+++ DATA RECORDS +++

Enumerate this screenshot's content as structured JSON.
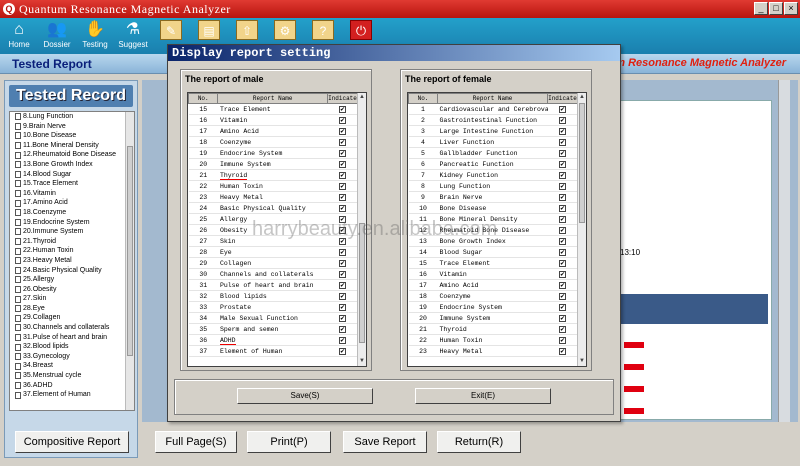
{
  "window": {
    "title": "Quantum Resonance Magnetic Analyzer",
    "minimize": "_",
    "maximize": "□",
    "close": "×"
  },
  "toolbar": [
    {
      "label": "Home",
      "icon": "home-icon",
      "glyph": "⌂"
    },
    {
      "label": "Dossier",
      "icon": "dossier-icon",
      "glyph": "👥"
    },
    {
      "label": "Testing",
      "icon": "hand-icon",
      "glyph": "✋"
    },
    {
      "label": "Suggest",
      "icon": "suggest-icon",
      "glyph": "⚗"
    },
    {
      "label": "",
      "icon": "edit-icon",
      "glyph": "✎"
    },
    {
      "label": "",
      "icon": "save-icon",
      "glyph": "▤"
    },
    {
      "label": "",
      "icon": "export-icon",
      "glyph": "⇧"
    },
    {
      "label": "",
      "icon": "settings-icon",
      "glyph": "⚙"
    },
    {
      "label": "",
      "icon": "help-icon",
      "glyph": "?"
    },
    {
      "label": "",
      "icon": "power-icon",
      "glyph": "⏻"
    }
  ],
  "header": {
    "tested_report": "Tested Report",
    "app_name": "ntum Resonance Magnetic Analyzer"
  },
  "left_panel": {
    "title": "Tested Record",
    "items": [
      "8.Lung Function",
      "9.Brain Nerve",
      "10.Bone Disease",
      "11.Bone Mineral Density",
      "12.Rheumatoid Bone Disease",
      "13.Bone Growth Index",
      "14.Blood Sugar",
      "15.Trace Element",
      "16.Vitamin",
      "17.Amino Acid",
      "18.Coenzyme",
      "19.Endocrine System",
      "20.Immune System",
      "21.Thyroid",
      "22.Human Toxin",
      "23.Heavy Metal",
      "24.Basic Physical Quality",
      "25.Allergy",
      "26.Obesity",
      "27.Skin",
      "28.Eye",
      "29.Collagen",
      "30.Channels and collaterals",
      "31.Pulse of heart and brain",
      "32.Blood lipids",
      "33.Gynecology",
      "34.Breast",
      "35.Menstrual cycle",
      "36.ADHD",
      "37.Element of Human"
    ],
    "compositive_button": "Compositive Report"
  },
  "report": {
    "time": "13:10"
  },
  "bottom_buttons": {
    "full_page": "Full Page(S)",
    "print": "Print(P)",
    "save_report": "Save Report",
    "return": "Return(R)"
  },
  "dialog": {
    "title": "Display report setting",
    "male": {
      "label": "The report of male",
      "columns": [
        "No.",
        "Report Name",
        "Indicate"
      ],
      "rows": [
        [
          "15",
          "Trace Element"
        ],
        [
          "16",
          "Vitamin"
        ],
        [
          "17",
          "Amino Acid"
        ],
        [
          "18",
          "Coenzyme"
        ],
        [
          "19",
          "Endocrine System"
        ],
        [
          "20",
          "Immune System"
        ],
        [
          "21",
          "Thyroid"
        ],
        [
          "22",
          "Human Toxin"
        ],
        [
          "23",
          "Heavy Metal"
        ],
        [
          "24",
          "Basic Physical Quality"
        ],
        [
          "25",
          "Allergy"
        ],
        [
          "26",
          "Obesity"
        ],
        [
          "27",
          "Skin"
        ],
        [
          "28",
          "Eye"
        ],
        [
          "29",
          "Collagen"
        ],
        [
          "30",
          "Channels and collaterals"
        ],
        [
          "31",
          "Pulse of heart and brain"
        ],
        [
          "32",
          "Blood lipids"
        ],
        [
          "33",
          "Prostate"
        ],
        [
          "34",
          "Male Sexual Function"
        ],
        [
          "35",
          "Sperm and semen"
        ],
        [
          "36",
          "ADHD"
        ],
        [
          "37",
          "Element of Human"
        ]
      ]
    },
    "female": {
      "label": "The report of female",
      "columns": [
        "No.",
        "Report Name",
        "Indicate"
      ],
      "rows": [
        [
          "1",
          "Cardiovascular and Cerebrovascular"
        ],
        [
          "2",
          "Gastrointestinal Function"
        ],
        [
          "3",
          "Large Intestine Function"
        ],
        [
          "4",
          "Liver Function"
        ],
        [
          "5",
          "Gallbladder Function"
        ],
        [
          "6",
          "Pancreatic Function"
        ],
        [
          "7",
          "Kidney Function"
        ],
        [
          "8",
          "Lung Function"
        ],
        [
          "9",
          "Brain Nerve"
        ],
        [
          "10",
          "Bone Disease"
        ],
        [
          "11",
          "Bone Mineral Density"
        ],
        [
          "12",
          "Rheumatoid Bone Disease"
        ],
        [
          "13",
          "Bone Growth Index"
        ],
        [
          "14",
          "Blood Sugar"
        ],
        [
          "15",
          "Trace Element"
        ],
        [
          "16",
          "Vitamin"
        ],
        [
          "17",
          "Amino Acid"
        ],
        [
          "18",
          "Coenzyme"
        ],
        [
          "19",
          "Endocrine System"
        ],
        [
          "20",
          "Immune System"
        ],
        [
          "21",
          "Thyroid"
        ],
        [
          "22",
          "Human Toxin"
        ],
        [
          "23",
          "Heavy Metal"
        ]
      ]
    },
    "save_button": "Save(S)",
    "exit_button": "Exit(E)",
    "check_glyph": "✔"
  },
  "watermark": "harrybeauty.en.alibaba.com"
}
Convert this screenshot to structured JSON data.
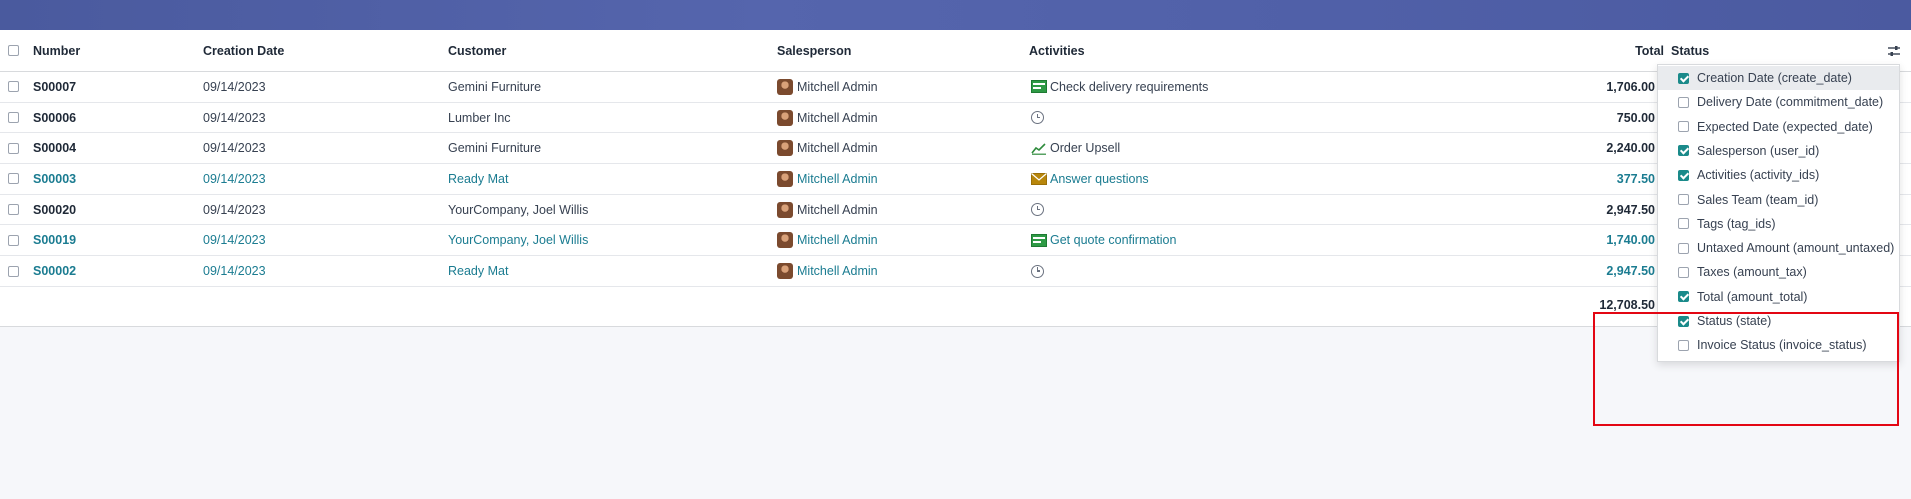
{
  "table": {
    "columns": {
      "number": "Number",
      "creation_date": "Creation Date",
      "customer": "Customer",
      "salesperson": "Salesperson",
      "activities": "Activities",
      "total": "Total",
      "status": "Status"
    },
    "rows": [
      {
        "number": "S00007",
        "date": "09/14/2023",
        "customer": "Gemini Furniture",
        "salesperson": "Mitchell Admin",
        "activity_icon": "delivery-icon",
        "activity": "Check delivery requirements",
        "total": "1,706.00",
        "highlight": false
      },
      {
        "number": "S00006",
        "date": "09/14/2023",
        "customer": "Lumber Inc",
        "salesperson": "Mitchell Admin",
        "activity_icon": "clock-icon",
        "activity": "",
        "total": "750.00",
        "highlight": false
      },
      {
        "number": "S00004",
        "date": "09/14/2023",
        "customer": "Gemini Furniture",
        "salesperson": "Mitchell Admin",
        "activity_icon": "chart-icon",
        "activity": "Order Upsell",
        "total": "2,240.00",
        "highlight": false
      },
      {
        "number": "S00003",
        "date": "09/14/2023",
        "customer": "Ready Mat",
        "salesperson": "Mitchell Admin",
        "activity_icon": "envelope-icon",
        "activity": "Answer questions",
        "total": "377.50",
        "highlight": true
      },
      {
        "number": "S00020",
        "date": "09/14/2023",
        "customer": "YourCompany, Joel Willis",
        "salesperson": "Mitchell Admin",
        "activity_icon": "clock-icon",
        "activity": "",
        "total": "2,947.50",
        "highlight": false
      },
      {
        "number": "S00019",
        "date": "09/14/2023",
        "customer": "YourCompany, Joel Willis",
        "salesperson": "Mitchell Admin",
        "activity_icon": "delivery-icon",
        "activity": "Get quote confirmation",
        "total": "1,740.00",
        "highlight": true
      },
      {
        "number": "S00002",
        "date": "09/14/2023",
        "customer": "Ready Mat",
        "salesperson": "Mitchell Admin",
        "activity_icon": "clock-icon",
        "activity": "",
        "total": "2,947.50",
        "highlight": true
      }
    ],
    "grand_total": "12,708.50"
  },
  "optional_columns": [
    {
      "label": "Creation Date (create_date)",
      "checked": true
    },
    {
      "label": "Delivery Date (commitment_date)",
      "checked": false
    },
    {
      "label": "Expected Date (expected_date)",
      "checked": false
    },
    {
      "label": "Salesperson (user_id)",
      "checked": true
    },
    {
      "label": "Activities (activity_ids)",
      "checked": true
    },
    {
      "label": "Sales Team (team_id)",
      "checked": false
    },
    {
      "label": "Tags (tag_ids)",
      "checked": false
    },
    {
      "label": "Untaxed Amount (amount_untaxed)",
      "checked": false
    },
    {
      "label": "Taxes (amount_tax)",
      "checked": false
    },
    {
      "label": "Total (amount_total)",
      "checked": true
    },
    {
      "label": "Status (state)",
      "checked": true
    },
    {
      "label": "Invoice Status (invoice_status)",
      "checked": false
    }
  ],
  "colors": {
    "banner": "#4f5fa7",
    "link": "#1b7c91",
    "checkbox_on": "#1a8a8a",
    "annotation": "#e30613"
  }
}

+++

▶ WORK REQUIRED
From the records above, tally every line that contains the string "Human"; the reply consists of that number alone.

▶ TASK RESPONSE
5